## ACTION ITEM
Report each line from the listing that the string "occasion" appears in.

## DATA FOR THE TASK
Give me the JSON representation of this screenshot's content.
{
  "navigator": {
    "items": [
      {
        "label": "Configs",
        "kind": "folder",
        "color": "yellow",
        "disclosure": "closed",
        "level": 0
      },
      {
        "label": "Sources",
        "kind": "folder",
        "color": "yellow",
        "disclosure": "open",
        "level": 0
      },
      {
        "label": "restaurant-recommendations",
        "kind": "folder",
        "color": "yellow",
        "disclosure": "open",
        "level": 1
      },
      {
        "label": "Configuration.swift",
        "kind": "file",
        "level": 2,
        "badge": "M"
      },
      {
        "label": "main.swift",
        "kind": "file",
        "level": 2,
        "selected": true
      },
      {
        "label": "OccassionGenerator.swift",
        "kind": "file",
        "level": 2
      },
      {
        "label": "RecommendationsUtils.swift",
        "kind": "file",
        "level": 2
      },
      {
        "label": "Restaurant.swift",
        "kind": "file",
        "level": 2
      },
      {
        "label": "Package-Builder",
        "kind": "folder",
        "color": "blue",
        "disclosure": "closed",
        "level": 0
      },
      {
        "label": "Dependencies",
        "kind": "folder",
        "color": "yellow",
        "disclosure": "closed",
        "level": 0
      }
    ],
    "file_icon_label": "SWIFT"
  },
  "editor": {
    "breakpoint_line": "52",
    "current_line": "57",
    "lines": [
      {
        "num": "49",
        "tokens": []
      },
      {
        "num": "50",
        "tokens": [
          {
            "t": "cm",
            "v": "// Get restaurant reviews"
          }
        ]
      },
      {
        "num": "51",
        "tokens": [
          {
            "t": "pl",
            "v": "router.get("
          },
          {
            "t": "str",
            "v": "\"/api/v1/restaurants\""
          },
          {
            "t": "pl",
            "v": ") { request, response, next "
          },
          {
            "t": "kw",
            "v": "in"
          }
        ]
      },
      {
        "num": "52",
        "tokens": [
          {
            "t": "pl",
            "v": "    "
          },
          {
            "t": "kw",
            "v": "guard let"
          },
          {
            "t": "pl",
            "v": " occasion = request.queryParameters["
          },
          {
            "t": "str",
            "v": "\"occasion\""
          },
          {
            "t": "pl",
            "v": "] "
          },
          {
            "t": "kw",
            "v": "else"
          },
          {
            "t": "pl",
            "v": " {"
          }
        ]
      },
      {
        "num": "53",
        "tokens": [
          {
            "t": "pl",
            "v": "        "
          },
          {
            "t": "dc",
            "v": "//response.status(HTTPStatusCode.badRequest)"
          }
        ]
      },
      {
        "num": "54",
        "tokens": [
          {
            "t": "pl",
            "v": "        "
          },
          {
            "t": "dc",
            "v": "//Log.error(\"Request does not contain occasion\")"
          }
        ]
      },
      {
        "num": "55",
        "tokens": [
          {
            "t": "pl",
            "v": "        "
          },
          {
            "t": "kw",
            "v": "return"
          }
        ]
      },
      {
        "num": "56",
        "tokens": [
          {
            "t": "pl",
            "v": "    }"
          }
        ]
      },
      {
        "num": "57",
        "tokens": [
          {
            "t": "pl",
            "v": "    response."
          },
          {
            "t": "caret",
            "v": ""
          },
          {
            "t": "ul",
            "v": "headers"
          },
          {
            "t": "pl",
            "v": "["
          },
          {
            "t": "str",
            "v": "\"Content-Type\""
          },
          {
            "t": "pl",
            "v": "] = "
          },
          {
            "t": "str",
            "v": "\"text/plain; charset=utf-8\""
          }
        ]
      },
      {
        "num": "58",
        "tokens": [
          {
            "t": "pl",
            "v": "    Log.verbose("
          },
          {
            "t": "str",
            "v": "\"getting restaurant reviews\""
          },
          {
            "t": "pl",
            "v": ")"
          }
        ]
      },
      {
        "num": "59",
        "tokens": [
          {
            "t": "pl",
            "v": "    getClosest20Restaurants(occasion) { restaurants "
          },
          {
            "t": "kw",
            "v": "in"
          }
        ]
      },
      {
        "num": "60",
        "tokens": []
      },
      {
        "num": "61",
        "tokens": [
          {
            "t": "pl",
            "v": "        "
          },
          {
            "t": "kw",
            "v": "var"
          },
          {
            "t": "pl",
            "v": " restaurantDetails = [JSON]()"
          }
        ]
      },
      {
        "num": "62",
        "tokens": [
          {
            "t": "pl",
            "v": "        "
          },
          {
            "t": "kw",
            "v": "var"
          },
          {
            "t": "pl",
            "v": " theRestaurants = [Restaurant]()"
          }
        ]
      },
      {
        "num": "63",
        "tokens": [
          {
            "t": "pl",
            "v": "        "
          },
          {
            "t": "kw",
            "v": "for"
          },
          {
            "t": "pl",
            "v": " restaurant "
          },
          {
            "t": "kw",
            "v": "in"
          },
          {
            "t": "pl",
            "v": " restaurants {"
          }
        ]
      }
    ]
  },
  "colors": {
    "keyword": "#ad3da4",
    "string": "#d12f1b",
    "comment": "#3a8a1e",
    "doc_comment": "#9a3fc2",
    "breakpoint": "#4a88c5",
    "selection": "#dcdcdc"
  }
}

## EXPECTED OUTPUT
            "v": " occasion = request.queryParameters["
            "v": "\"occasion\""
            "v": "//Log.error(\"Request does not contain occasion\")"
            "v": "    getClosest20Restaurants(occasion) { restaurants "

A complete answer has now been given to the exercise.